START DATA FOR THIS EXERCISE
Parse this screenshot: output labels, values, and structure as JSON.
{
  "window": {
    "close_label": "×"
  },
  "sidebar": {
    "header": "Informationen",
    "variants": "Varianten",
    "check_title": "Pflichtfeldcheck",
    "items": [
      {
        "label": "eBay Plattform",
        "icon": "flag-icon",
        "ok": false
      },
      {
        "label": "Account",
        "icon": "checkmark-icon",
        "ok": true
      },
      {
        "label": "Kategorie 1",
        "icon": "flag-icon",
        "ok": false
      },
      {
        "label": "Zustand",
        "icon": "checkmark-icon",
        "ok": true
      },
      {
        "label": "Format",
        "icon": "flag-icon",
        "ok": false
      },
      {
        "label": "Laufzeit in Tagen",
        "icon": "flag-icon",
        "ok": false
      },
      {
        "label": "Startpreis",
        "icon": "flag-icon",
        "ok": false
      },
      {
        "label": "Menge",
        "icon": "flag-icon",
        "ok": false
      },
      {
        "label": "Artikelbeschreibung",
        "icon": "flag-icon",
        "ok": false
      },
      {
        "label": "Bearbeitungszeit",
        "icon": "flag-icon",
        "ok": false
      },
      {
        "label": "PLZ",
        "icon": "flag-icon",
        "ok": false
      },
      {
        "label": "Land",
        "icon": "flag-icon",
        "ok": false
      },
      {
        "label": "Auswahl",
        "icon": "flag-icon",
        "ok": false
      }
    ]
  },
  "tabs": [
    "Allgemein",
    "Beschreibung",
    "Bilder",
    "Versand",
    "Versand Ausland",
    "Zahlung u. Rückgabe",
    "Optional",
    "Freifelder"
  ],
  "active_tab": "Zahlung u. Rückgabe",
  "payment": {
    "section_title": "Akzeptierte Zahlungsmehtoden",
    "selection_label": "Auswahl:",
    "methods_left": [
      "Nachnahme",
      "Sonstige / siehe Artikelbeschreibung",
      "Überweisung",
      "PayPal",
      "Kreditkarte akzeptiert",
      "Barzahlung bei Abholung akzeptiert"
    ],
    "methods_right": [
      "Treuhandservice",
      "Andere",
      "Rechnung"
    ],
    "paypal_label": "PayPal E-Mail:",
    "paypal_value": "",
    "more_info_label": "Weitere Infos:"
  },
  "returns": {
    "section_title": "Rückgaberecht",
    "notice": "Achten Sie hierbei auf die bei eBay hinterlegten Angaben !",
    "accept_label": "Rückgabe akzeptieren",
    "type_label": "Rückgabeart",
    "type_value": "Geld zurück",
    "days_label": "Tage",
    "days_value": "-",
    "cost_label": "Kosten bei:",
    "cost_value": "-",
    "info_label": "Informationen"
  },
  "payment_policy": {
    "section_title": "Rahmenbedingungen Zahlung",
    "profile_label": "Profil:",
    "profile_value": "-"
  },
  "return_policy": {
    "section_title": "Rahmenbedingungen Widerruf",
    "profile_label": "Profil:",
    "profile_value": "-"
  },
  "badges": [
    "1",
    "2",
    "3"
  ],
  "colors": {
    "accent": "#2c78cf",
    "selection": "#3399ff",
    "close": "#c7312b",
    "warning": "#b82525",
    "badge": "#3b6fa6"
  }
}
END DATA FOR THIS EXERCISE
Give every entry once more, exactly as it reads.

Parse this screenshot: output labels, values, and structure as JSON.
{
  "window": {
    "close_label": "×"
  },
  "sidebar": {
    "header": "Informationen",
    "variants": "Varianten",
    "check_title": "Pflichtfeldcheck",
    "items": [
      {
        "label": "eBay Plattform",
        "icon": "flag-icon",
        "ok": false
      },
      {
        "label": "Account",
        "icon": "checkmark-icon",
        "ok": true
      },
      {
        "label": "Kategorie 1",
        "icon": "flag-icon",
        "ok": false
      },
      {
        "label": "Zustand",
        "icon": "checkmark-icon",
        "ok": true
      },
      {
        "label": "Format",
        "icon": "flag-icon",
        "ok": false
      },
      {
        "label": "Laufzeit in Tagen",
        "icon": "flag-icon",
        "ok": false
      },
      {
        "label": "Startpreis",
        "icon": "flag-icon",
        "ok": false
      },
      {
        "label": "Menge",
        "icon": "flag-icon",
        "ok": false
      },
      {
        "label": "Artikelbeschreibung",
        "icon": "flag-icon",
        "ok": false
      },
      {
        "label": "Bearbeitungszeit",
        "icon": "flag-icon",
        "ok": false
      },
      {
        "label": "PLZ",
        "icon": "flag-icon",
        "ok": false
      },
      {
        "label": "Land",
        "icon": "flag-icon",
        "ok": false
      },
      {
        "label": "Auswahl",
        "icon": "flag-icon",
        "ok": false
      }
    ]
  },
  "tabs": [
    "Allgemein",
    "Beschreibung",
    "Bilder",
    "Versand",
    "Versand Ausland",
    "Zahlung u. Rückgabe",
    "Optional",
    "Freifelder"
  ],
  "active_tab": "Zahlung u. Rückgabe",
  "payment": {
    "section_title": "Akzeptierte Zahlungsmehtoden",
    "selection_label": "Auswahl:",
    "methods_left": [
      "Nachnahme",
      "Sonstige / siehe Artikelbeschreibung",
      "Überweisung",
      "PayPal",
      "Kreditkarte akzeptiert",
      "Barzahlung bei Abholung akzeptiert"
    ],
    "methods_right": [
      "Treuhandservice",
      "Andere",
      "Rechnung"
    ],
    "paypal_label": "PayPal E-Mail:",
    "paypal_value": "",
    "more_info_label": "Weitere Infos:"
  },
  "returns": {
    "section_title": "Rückgaberecht",
    "notice": "Achten Sie hierbei auf die bei eBay hinterlegten Angaben !",
    "accept_label": "Rückgabe akzeptieren",
    "type_label": "Rückgabeart",
    "type_value": "Geld zurück",
    "days_label": "Tage",
    "days_value": "-",
    "cost_label": "Kosten bei:",
    "cost_value": "-",
    "info_label": "Informationen"
  },
  "payment_policy": {
    "section_title": "Rahmenbedingungen Zahlung",
    "profile_label": "Profil:",
    "profile_value": "-"
  },
  "return_policy": {
    "section_title": "Rahmenbedingungen Widerruf",
    "profile_label": "Profil:",
    "profile_value": "-"
  },
  "badges": [
    "1",
    "2",
    "3"
  ],
  "colors": {
    "accent": "#2c78cf",
    "selection": "#3399ff",
    "close": "#c7312b",
    "warning": "#b82525",
    "badge": "#3b6fa6"
  }
}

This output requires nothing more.